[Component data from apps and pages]
=====

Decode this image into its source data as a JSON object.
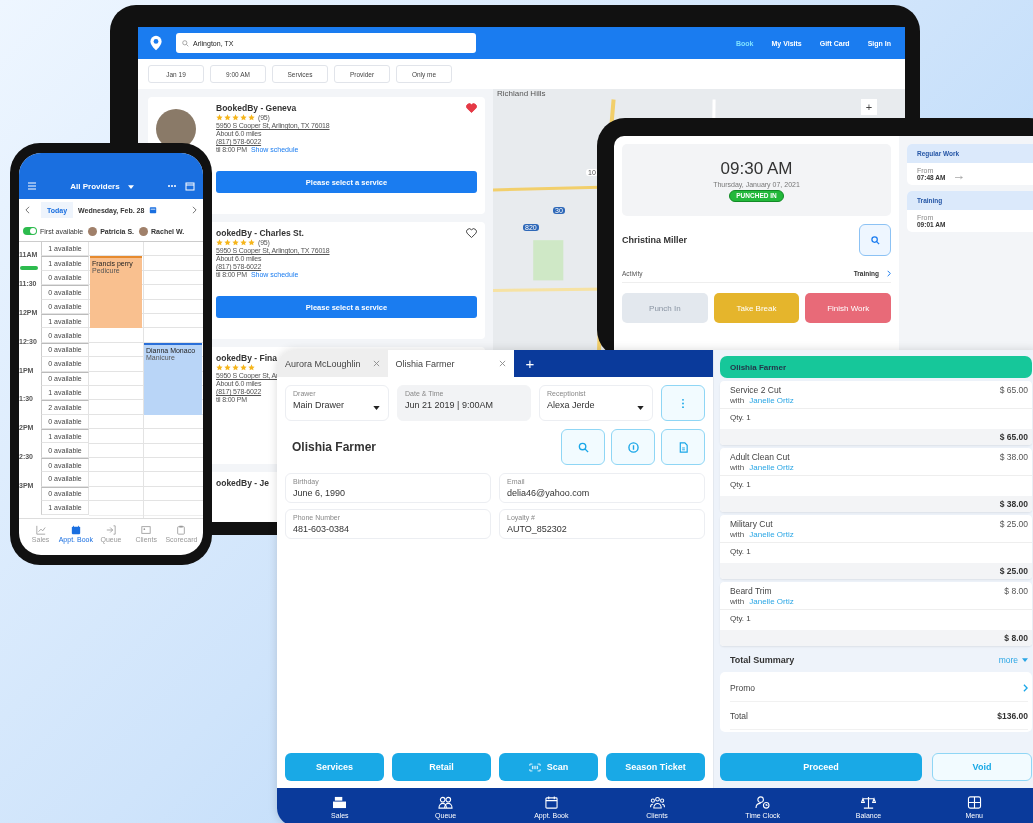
{
  "laptop": {
    "search": {
      "value": "Arlington, TX"
    },
    "nav": [
      {
        "label": "Book",
        "selected": true
      },
      {
        "label": "My Visits",
        "selected": false
      },
      {
        "label": "Gift Card",
        "selected": false
      },
      {
        "label": "Sign In",
        "selected": false
      }
    ],
    "filters": [
      "Jan 19",
      "9:00 AM",
      "Services",
      "Provider",
      "Only me"
    ],
    "listings": [
      {
        "title": "BookedBy - Geneva",
        "stars": 5,
        "reviews": "(95)",
        "address": "5950 S Cooper St, Arlington, TX 76018",
        "distance": "About 6.0 miles",
        "phone": "(817) 578-6022",
        "hours": "til 8:00 PM",
        "schedule": "Show schedule",
        "favorite": true,
        "button": "Please select a service"
      },
      {
        "title": "ookedBy - Charles St.",
        "stars": 5,
        "reviews": "(95)",
        "address": "5950 S Cooper St, Arlington, TX 76018",
        "distance": "About 6.0 miles",
        "phone": "(817) 578-6022",
        "hours": "til 8:00 PM",
        "schedule": "Show schedule",
        "favorite": false,
        "button": "Please select a service"
      },
      {
        "title": "ookedBy - Fina",
        "stars": 5,
        "address": "5950 S Cooper St, Ar",
        "distance": "About 6.0 miles",
        "phone": "(817) 578-6022",
        "hours": "til 8:00 PM"
      },
      {
        "title": "ookedBy - Je"
      }
    ],
    "map": {
      "labels": [
        "Richland Hills",
        "10",
        "30",
        "820"
      ],
      "zoom": "+"
    }
  },
  "phone": {
    "title": "All Providers",
    "today": "Today",
    "date": "Wednesday, Feb. 28",
    "first_available": {
      "label": "First available",
      "on": true
    },
    "providers": [
      "Patricia S.",
      "Rachel W."
    ],
    "rows": [
      {
        "availability": "1 available"
      },
      {
        "time": "11AM",
        "availability": "1 available"
      },
      {
        "availability": "0 available"
      },
      {
        "time": "11:30",
        "availability": "0 available"
      },
      {
        "availability": "0 available"
      },
      {
        "time": "12PM",
        "availability": "1 available"
      },
      {
        "availability": "0 available"
      },
      {
        "time": "12:30",
        "availability": "0 available"
      },
      {
        "availability": "0 available"
      },
      {
        "time": "1PM",
        "availability": "0 available"
      },
      {
        "availability": "1 available"
      },
      {
        "time": "1:30",
        "availability": "2 available"
      },
      {
        "availability": "0 available"
      },
      {
        "time": "2PM",
        "availability": "1 available"
      },
      {
        "availability": "0 available"
      },
      {
        "time": "2:30",
        "availability": "0 available"
      },
      {
        "availability": "0 available"
      },
      {
        "time": "3PM",
        "availability": "0 available"
      },
      {
        "availability": "1 available"
      }
    ],
    "appointments": [
      {
        "name": "Francis perry",
        "service": "Pedicure",
        "color": "#f9c08f"
      },
      {
        "name": "Dianna Monaco",
        "service": "Manicure",
        "color": "#b9d5f7"
      }
    ],
    "tabs": [
      {
        "label": "Sales",
        "selected": false
      },
      {
        "label": "Appt. Book",
        "selected": true
      },
      {
        "label": "Queue",
        "selected": false
      },
      {
        "label": "Clients",
        "selected": false
      },
      {
        "label": "Scorecard",
        "selected": false
      }
    ]
  },
  "tablet": {
    "time": "09:30 AM",
    "date": "Thursday, January 07, 2021",
    "status": "PUNCHED IN",
    "employee": "Christina Miller",
    "activity_label": "Activity",
    "activity": "Training",
    "actions": [
      {
        "label": "Punch In",
        "disabled": true,
        "color": "#e3e8ee"
      },
      {
        "label": "Take Break",
        "disabled": false,
        "color": "#e5b52c"
      },
      {
        "label": "Finish Work",
        "disabled": false,
        "color": "#e86a78"
      }
    ],
    "shifts": [
      {
        "title": "Regular Work",
        "from_label": "From",
        "time": "07:48 AM",
        "arrow": true
      },
      {
        "title": "Training",
        "from_label": "From",
        "time": "09:01 AM",
        "arrow": false
      }
    ]
  },
  "pos": {
    "tabs": [
      {
        "label": "Aurora McLoughlin",
        "selected": false
      },
      {
        "label": "Olishia Farmer",
        "selected": true
      }
    ],
    "add_tab": "+",
    "fields": [
      {
        "label": "Drawer",
        "value": "Main Drawer",
        "kind": "dropdown"
      },
      {
        "label": "Date & Time",
        "value": "Jun 21 2019 | 9:00AM",
        "kind": "readonly"
      },
      {
        "label": "Receptionist",
        "value": "Alexa Jerde",
        "kind": "dropdown"
      }
    ],
    "customer": "Olishia Farmer",
    "info": [
      {
        "label": "Birthday",
        "value": "June 6, 1990"
      },
      {
        "label": "Email",
        "value": "delia46@yahoo.com"
      },
      {
        "label": "Phone Number",
        "value": "481-603-0384"
      },
      {
        "label": "Loyalty #",
        "value": "AUTO_852302"
      }
    ],
    "actions": [
      "Services",
      "Retail",
      "Scan",
      "Season Ticket"
    ],
    "cart": {
      "title": "Olishia Farmer",
      "items": [
        {
          "name": "Service 2 Cut",
          "price": "$ 65.00",
          "with": "with",
          "staff": "Janelle Ortiz",
          "qty": "Qty. 1",
          "subtotal": "$ 65.00"
        },
        {
          "name": "Adult Clean Cut",
          "price": "$ 38.00",
          "with": "with",
          "staff": "Janelle Ortiz",
          "qty": "Qty. 1",
          "subtotal": "$ 38.00"
        },
        {
          "name": "Military Cut",
          "price": "$ 25.00",
          "with": "with",
          "staff": "Janelle Ortiz",
          "qty": "Qty. 1",
          "subtotal": "$ 25.00"
        },
        {
          "name": "Beard Trim",
          "price": "$ 8.00",
          "with": "with",
          "staff": "Janelle Ortiz",
          "qty": "Qty. 1",
          "subtotal": "$ 8.00"
        }
      ],
      "summary": "Total Summary",
      "more": "more",
      "promo": "Promo",
      "total_label": "Total",
      "total": "$136.00"
    },
    "proceed": "Proceed",
    "void": "Void",
    "nav": [
      "Sales",
      "Queue",
      "Appt. Book",
      "Clients",
      "Time Clock",
      "Balance",
      "Menu"
    ]
  }
}
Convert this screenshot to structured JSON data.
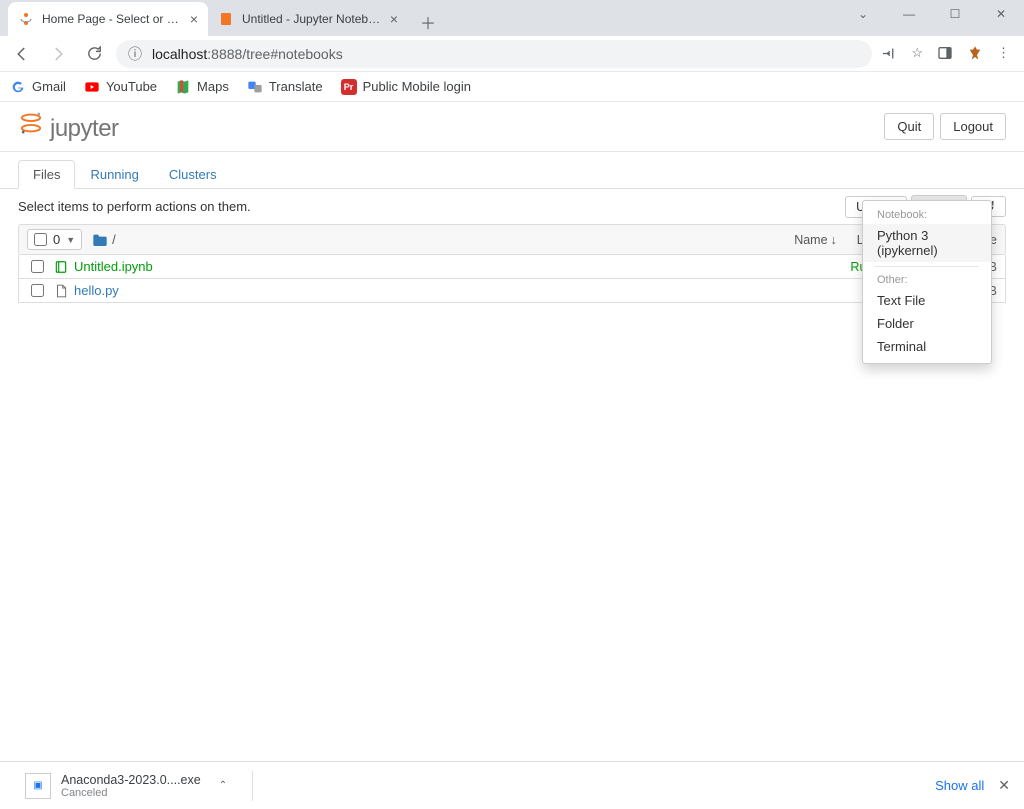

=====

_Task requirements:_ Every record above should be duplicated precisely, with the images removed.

_Solution to this task:_
Decode this image into its source data as a JSON object.
{
  "laptop": {
    "search": {
      "value": "Arlington, TX"
    },
    "nav": [
      {
        "label": "Book",
        "selected": true
      },
      {
        "label": "My Visits",
        "selected": false
      },
      {
        "label": "Gift Card",
        "selected": false
      },
      {
        "label": "Sign In",
        "selected": false
      }
    ],
    "filters": [
      "Jan 19",
      "9:00 AM",
      "Services",
      "Provider",
      "Only me"
    ],
    "listings": [
      {
        "title": "BookedBy - Geneva",
        "stars": 5,
        "reviews": "(95)",
        "address": "5950 S Cooper St, Arlington, TX 76018",
        "distance": "About 6.0 miles",
        "phone": "(817) 578-6022",
        "hours": "til 8:00 PM",
        "schedule": "Show schedule",
        "favorite": true,
        "button": "Please select a service"
      },
      {
        "title": "ookedBy - Charles St.",
        "stars": 5,
        "reviews": "(95)",
        "address": "5950 S Cooper St, Arlington, TX 76018",
        "distance": "About 6.0 miles",
        "phone": "(817) 578-6022",
        "hours": "til 8:00 PM",
        "schedule": "Show schedule",
        "favorite": false,
        "button": "Please select a service"
      },
      {
        "title": "ookedBy - Fina",
        "stars": 5,
        "address": "5950 S Cooper St, Ar",
        "distance": "About 6.0 miles",
        "phone": "(817) 578-6022",
        "hours": "til 8:00 PM"
      },
      {
        "title": "ookedBy - Je"
      }
    ],
    "map": {
      "labels": [
        "Richland Hills",
        "10",
        "30",
        "820"
      ],
      "zoom": "+"
    }
  },
  "phone": {
    "title": "All Providers",
    "today": "Today",
    "date": "Wednesday, Feb. 28",
    "first_available": {
      "label": "First available",
      "on": true
    },
    "providers": [
      "Patricia S.",
      "Rachel W."
    ],
    "rows": [
      {
        "availability": "1 available"
      },
      {
        "time": "11AM",
        "availability": "1 available"
      },
      {
        "availability": "0 available"
      },
      {
        "time": "11:30",
        "availability": "0 available"
      },
      {
        "availability": "0 available"
      },
      {
        "time": "12PM",
        "availability": "1 available"
      },
      {
        "availability": "0 available"
      },
      {
        "time": "12:30",
        "availability": "0 available"
      },
      {
        "availability": "0 available"
      },
      {
        "time": "1PM",
        "availability": "0 available"
      },
      {
        "availability": "1 available"
      },
      {
        "time": "1:30",
        "availability": "2 available"
      },
      {
        "availability": "0 available"
      },
      {
        "time": "2PM",
        "availability": "1 available"
      },
      {
        "availability": "0 available"
      },
      {
        "time": "2:30",
        "availability": "0 available"
      },
      {
        "availability": "0 available"
      },
      {
        "time": "3PM",
        "availability": "0 available"
      },
      {
        "availability": "1 available"
      }
    ],
    "appointments": [
      {
        "name": "Francis perry",
        "service": "Pedicure",
        "color": "#f9c08f"
      },
      {
        "name": "Dianna Monaco",
        "service": "Manicure",
        "color": "#b9d5f7"
      }
    ],
    "tabs": [
      {
        "label": "Sales",
        "selected": false
      },
      {
        "label": "Appt. Book",
        "selected": true
      },
      {
        "label": "Queue",
        "selected": false
      },
      {
        "label": "Clients",
        "selected": false
      },
      {
        "label": "Scorecard",
        "selected": false
      }
    ]
  },
  "tablet": {
    "time": "09:30 AM",
    "date": "Thursday, January 07, 2021",
    "status": "PUNCHED IN",
    "employee": "Christina Miller",
    "activity_label": "Activity",
    "activity": "Training",
    "actions": [
      {
        "label": "Punch In",
        "disabled": true,
        "color": "#e3e8ee"
      },
      {
        "label": "Take Break",
        "disabled": false,
        "color": "#e5b52c"
      },
      {
        "label": "Finish Work",
        "disabled": false,
        "color": "#e86a78"
      }
    ],
    "shifts": [
      {
        "title": "Regular Work",
        "from_label": "From",
        "time": "07:48 AM",
        "arrow": true
      },
      {
        "title": "Training",
        "from_label": "From",
        "time": "09:01 AM",
        "arrow": false
      }
    ]
  },
  "pos": {
    "tabs": [
      {
        "label": "Aurora McLoughlin",
        "selected": false
      },
      {
        "label": "Olishia Farmer",
        "selected": true
      }
    ],
    "add_tab": "+",
    "fields": [
      {
        "label": "Drawer",
        "value": "Main Drawer",
        "kind": "dropdown"
      },
      {
        "label": "Date & Time",
        "value": "Jun 21 2019 | 9:00AM",
        "kind": "readonly"
      },
      {
        "label": "Receptionist",
        "value": "Alexa Jerde",
        "kind": "dropdown"
      }
    ],
    "customer": "Olishia Farmer",
    "info": [
      {
        "label": "Birthday",
        "value": "June 6, 1990"
      },
      {
        "label": "Email",
        "value": "delia46@yahoo.com"
      },
      {
        "label": "Phone Number",
        "value": "481-603-0384"
      },
      {
        "label": "Loyalty #",
        "value": "AUTO_852302"
      }
    ],
    "actions": [
      "Services",
      "Retail",
      "Scan",
      "Season Ticket"
    ],
    "cart": {
      "title": "Olishia Farmer",
      "items": [
        {
          "name": "Service 2 Cut",
          "price": "$ 65.00",
          "with": "with",
          "staff": "Janelle Ortiz",
          "qty": "Qty. 1",
          "subtotal": "$ 65.00"
        },
        {
          "name": "Adult Clean Cut",
          "price": "$ 38.00",
          "with": "with",
          "staff": "Janelle Ortiz",
          "qty": "Qty. 1",
          "subtotal": "$ 38.00"
        },
        {
          "name": "Military Cut",
          "price": "$ 25.00",
          "with": "with",
          "staff": "Janelle Ortiz",
          "qty": "Qty. 1",
          "subtotal": "$ 25.00"
        },
        {
          "name": "Beard Trim",
          "price": "$ 8.00",
          "with": "with",
          "staff": "Janelle Ortiz",
          "qty": "Qty. 1",
          "subtotal": "$ 8.00"
        }
      ],
      "summary": "Total Summary",
      "more": "more",
      "promo": "Promo",
      "total_label": "Total",
      "total": "$136.00"
    },
    "proceed": "Proceed",
    "void": "Void",
    "nav": [
      "Sales",
      "Queue",
      "Appt. Book",
      "Clients",
      "Time Clock",
      "Balance",
      "Menu"
    ]
  }
}
Convert this screenshot to structured JSON data.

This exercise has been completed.